Regional | Housing

Kāinga Ora falls short on Ngāi Te Rangi iwi housing

Housing Minister Megan Woods says Kāinga Ora must do better after it demolished nine state homes that Ngāi Te Rangi planned to acquire for families stuck in "atrocious living conditions".

Tauranga-based Ngāi Te Rangi had been in negotiations with Kāinga Ora for over a year and planned to relocate nine Rotorua state houses to Māori land in its rohe.

Today Ngāi Te Rangi chief executive Paora Stanley shared his disappointment.

“I think there are a lot of missed opportunities that occurred as a result of this stuff-up and there is a missed opportunity for simply our people,” he said.

Matakana Island kaumātua Hauata Palmer had been involved in the plans to have these houses moved to Tauranga.

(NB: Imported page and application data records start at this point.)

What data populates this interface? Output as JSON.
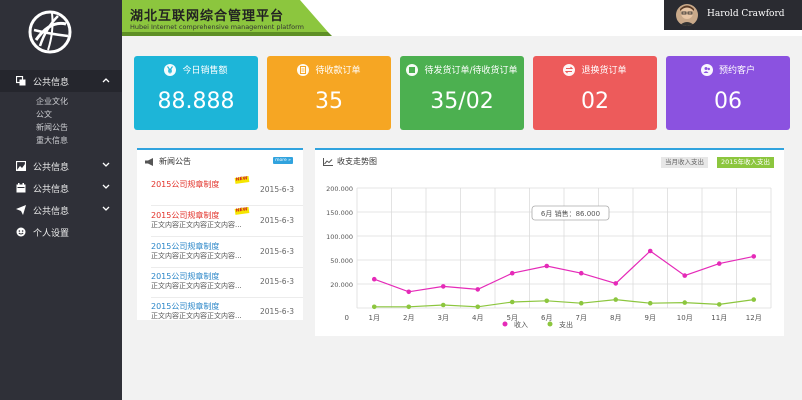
{
  "header": {
    "title": "湖北互联网综合管理平台",
    "subtitle": "Hubei Internet comprehensive management platform",
    "user_name": "Harold Crawford"
  },
  "sidebar": {
    "groups": [
      {
        "label": "公共信息",
        "icon": "copy-icon",
        "expanded": true,
        "items": [
          "企业文化",
          "公文",
          "新闻公告",
          "重大信息"
        ]
      },
      {
        "label": "公共信息",
        "icon": "image-icon",
        "expanded": false
      },
      {
        "label": "公共信息",
        "icon": "calendar-icon",
        "expanded": false
      },
      {
        "label": "公共信息",
        "icon": "send-icon",
        "expanded": false
      },
      {
        "label": "个人设置",
        "icon": "smile-icon",
        "expanded": false
      }
    ]
  },
  "cards": [
    {
      "label": "今日销售额",
      "value": "88.888",
      "color": "#1db5d8",
      "icon": "yen-icon"
    },
    {
      "label": "待收款订单",
      "value": "35",
      "color": "#f6a623",
      "icon": "document-icon"
    },
    {
      "label": "待发货订单/待收货订单",
      "value": "35/02",
      "color": "#4cb050",
      "icon": "box-icon"
    },
    {
      "label": "退换货订单",
      "value": "02",
      "color": "#ed5b5b",
      "icon": "exchange-icon"
    },
    {
      "label": "预约客户",
      "value": "06",
      "color": "#8b52e0",
      "icon": "users-icon"
    }
  ],
  "news": {
    "title": "新闻公告",
    "more_label": "more »",
    "items": [
      {
        "title": "2015公司规章制度",
        "snippet": "",
        "date": "2015-6-3",
        "color": "red",
        "is_new": true,
        "new_label": "NEW"
      },
      {
        "title": "2015公司规章制度",
        "snippet": "正文内容正文内容正文内容...",
        "date": "2015-6-3",
        "color": "red",
        "is_new": true,
        "new_label": "NEW"
      },
      {
        "title": "2015公司规章制度",
        "snippet": "正文内容正文内容正文内容...",
        "date": "2015-6-3",
        "color": "blue",
        "is_new": false
      },
      {
        "title": "2015公司规章制度",
        "snippet": "正文内容正文内容正文内容...",
        "date": "2015-6-3",
        "color": "blue",
        "is_new": false
      },
      {
        "title": "2015公司规章制度",
        "snippet": "正文内容正文内容正文内容...",
        "date": "2015-6-3",
        "color": "blue",
        "is_new": false
      }
    ]
  },
  "trend": {
    "title": "收支走势图",
    "tab_month": "当月收入支出",
    "tab_year": "2015年收入支出",
    "tooltip": "6月 销售：86.000"
  },
  "chart_data": {
    "type": "line",
    "categories": [
      "1月",
      "2月",
      "3月",
      "4月",
      "5月",
      "6月",
      "7月",
      "8月",
      "9月",
      "10月",
      "11月",
      "12月"
    ],
    "x_origin_label": "0",
    "y_ticks": [
      "200.000",
      "150.000",
      "100.000",
      "50.000",
      "20.000"
    ],
    "ylim": [
      0,
      200
    ],
    "grid": true,
    "legend": "bottom",
    "series": [
      {
        "name": "收入",
        "color": "#e52ab8",
        "values": [
          48,
          27,
          36,
          31,
          58,
          70,
          58,
          41,
          95,
          54,
          74,
          86
        ]
      },
      {
        "name": "支出",
        "color": "#8cc63e",
        "values": [
          2,
          2,
          5,
          2,
          10,
          12,
          8,
          14,
          8,
          9,
          6,
          14
        ]
      }
    ]
  }
}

He was also part of the Ngāi Te Rangi iwi that went to Rotorua to pick out which houses would be best suited for his people, back in October last year.

Disappointed iwi, whānau

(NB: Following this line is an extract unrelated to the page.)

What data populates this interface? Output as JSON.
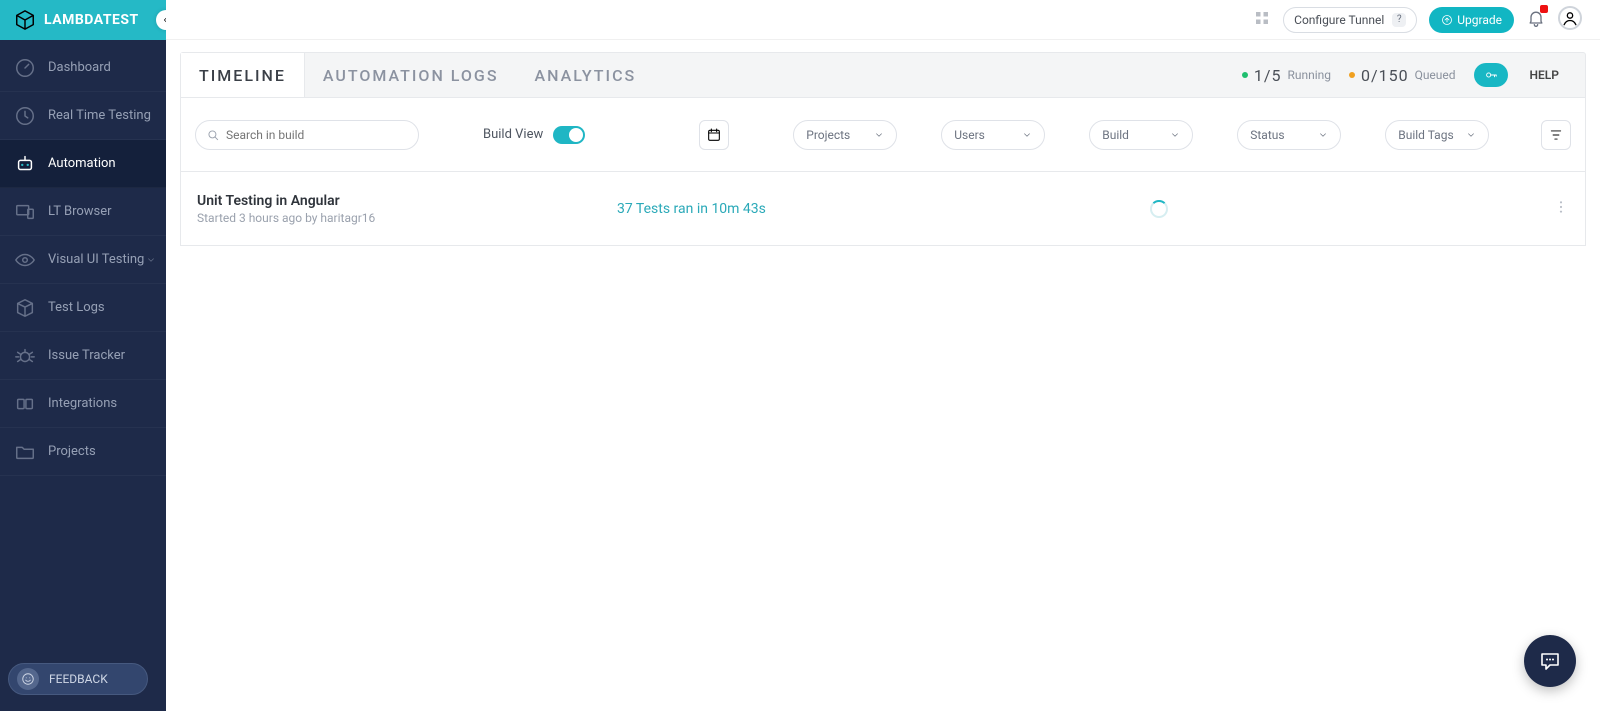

“It is not that we are angry but that we didn’t know it had stopped,” Palmer said. “That is what we are disappointed with. What now?”

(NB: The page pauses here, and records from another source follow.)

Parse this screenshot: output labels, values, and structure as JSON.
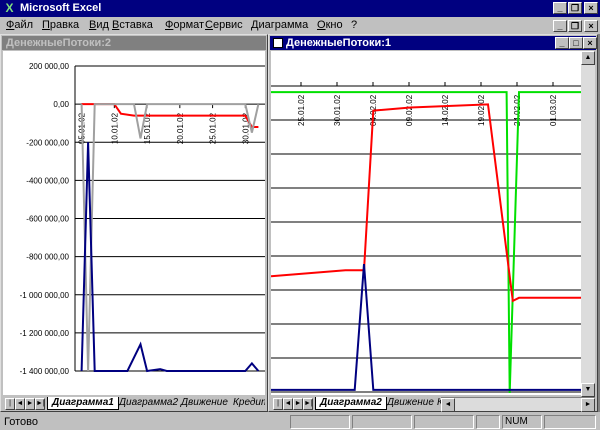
{
  "app": {
    "title": "Microsoft Excel",
    "icon": "excel-icon"
  },
  "menu": [
    "Файл",
    "Правка",
    "Вид",
    "Вставка",
    "Формат",
    "Сервис",
    "Диаграмма",
    "Окно",
    "?"
  ],
  "window_left": {
    "title": "ДенежныеПотоки:2",
    "tabs": [
      "Диаграмма1",
      "Диаграмма2",
      "Движение",
      "Кредит"
    ],
    "active_tab": 0
  },
  "window_right": {
    "title": "ДенежныеПотоки:1",
    "tabs": [
      "Диаграмма2",
      "Движение",
      "Кред"
    ],
    "active_tab": 0
  },
  "status": {
    "ready": "Готово",
    "num": "NUM"
  },
  "colors": {
    "red": "#ff0000",
    "navy": "#000080",
    "green": "#00e000",
    "gray": "#a0a0a0"
  },
  "chart_data": [
    {
      "type": "line",
      "y_tick_labels": [
        "200 000,00",
        "0,00",
        "-200 000,00",
        "-400 000,00",
        "-600 000,00",
        "-800 000,00",
        "-1 000 000,00",
        "-1 200 000,00",
        "-1 400 000,00"
      ],
      "y_ticks": [
        200000,
        0,
        -200000,
        -400000,
        -600000,
        -800000,
        -1000000,
        -1200000,
        -1400000
      ],
      "ylim": [
        -1400000,
        200000
      ],
      "x_tick_labels": [
        "05.01.02",
        "10.01.02",
        "15.01.02",
        "20.01.02",
        "25.01.02",
        "30.01.02"
      ],
      "grid": true,
      "series": [
        {
          "color": "red",
          "points": [
            [
              5,
              0
            ],
            [
              7.5,
              0
            ],
            [
              9,
              0
            ],
            [
              10,
              0
            ],
            [
              11,
              -50000
            ],
            [
              13,
              -60000
            ],
            [
              20,
              -60000
            ],
            [
              30,
              -60000
            ],
            [
              31,
              -120000
            ],
            [
              32,
              -120000
            ]
          ]
        },
        {
          "color": "gray",
          "points": [
            [
              5,
              0
            ],
            [
              6,
              -1400000
            ],
            [
              7,
              0
            ],
            [
              13,
              0
            ],
            [
              14,
              -180000
            ],
            [
              15,
              0
            ],
            [
              30,
              0
            ],
            [
              31,
              -150000
            ],
            [
              32,
              0
            ]
          ]
        },
        {
          "color": "navy",
          "points": [
            [
              5,
              -1400000
            ],
            [
              6,
              -200000
            ],
            [
              7,
              -1400000
            ],
            [
              12,
              -1400000
            ],
            [
              14,
              -1260000
            ],
            [
              15,
              -1400000
            ],
            [
              17,
              -1390000
            ],
            [
              18,
              -1400000
            ],
            [
              30,
              -1400000
            ],
            [
              31,
              -1360000
            ],
            [
              32,
              -1400000
            ]
          ]
        }
      ]
    },
    {
      "type": "line",
      "x_tick_labels": [
        "25.01.02",
        "30.01.02",
        "04.02.02",
        "09.02.02",
        "14.02.02",
        "19.02.02",
        "24.02.02",
        "01.03.02"
      ],
      "grid": true,
      "series": [
        {
          "color": "green",
          "points": [
            [
              0,
              0.02
            ],
            [
              0.74,
              0.02
            ],
            [
              0.76,
              0.02
            ],
            [
              0.77,
              1.0
            ],
            [
              0.8,
              0.02
            ],
            [
              1,
              0.02
            ]
          ]
        },
        {
          "color": "red",
          "points": [
            [
              0,
              0.62
            ],
            [
              0.24,
              0.6
            ],
            [
              0.3,
              0.6
            ],
            [
              0.33,
              0.08
            ],
            [
              0.45,
              0.07
            ],
            [
              0.7,
              0.06
            ],
            [
              0.78,
              0.7
            ],
            [
              0.8,
              0.69
            ],
            [
              0.95,
              0.69
            ],
            [
              1,
              0.69
            ]
          ]
        },
        {
          "color": "navy",
          "points": [
            [
              0,
              0.99
            ],
            [
              0.27,
              0.99
            ],
            [
              0.3,
              0.58
            ],
            [
              0.33,
              0.99
            ],
            [
              1,
              0.99
            ]
          ]
        }
      ]
    }
  ]
}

For a year Ngāi Te Rangi iwi and Kainga Ora planned to have the nine Rotorua state houses relocated onto Māori land on Matakana and Katikati.

These houses were to go to families in desperate need of a home, had Māori land to put these houses on, and could pay close to $130,000 for refurbishment costs.

However, on June 2 this year Kāinga Ora pulled out in a  notifying email to the iwi.

Kāinga Ora told Te Ao Mārama in a statement, “As the conversations with Ngāi Te Rangi were proceeding, a decision was made to demolish the homes in Rotorua to maintain momentum with the redevelopment project there, rather than relocate them.

‘Mismatched  expectations’

“There was a range of different factors involved here including issues of communication, mismatched expectations, planning and due diligence, both between Kāinga Ora and Ngāi Te Rangi, and within Kāinga Ora”.

“We are still very much committed to working alongside the iwi to realize their housing aspirations, and appreciate it will take time to rebuild our relationship as future partners, for the benefit of whānau, tamariki, and mokopuna in their rohe,” The agency said.

But Housing Minister Megan Woods today said Kāinga Ora fell short of her expectations and did not meet the standards required.

“I have communicated to Kāinga Ora that they must do better and have been assured that this was an isolated incident, in which important lessons were learned. Kāinga Ora has, rightly, apologised to Paora Stanley.”

Stanley says people have apologised. “But I think we have got a problem. They have a range of different solutions to resolve that problem and until something is set out clearly in stone and authorised by the chief executive I am not expecting anything and it will continue.”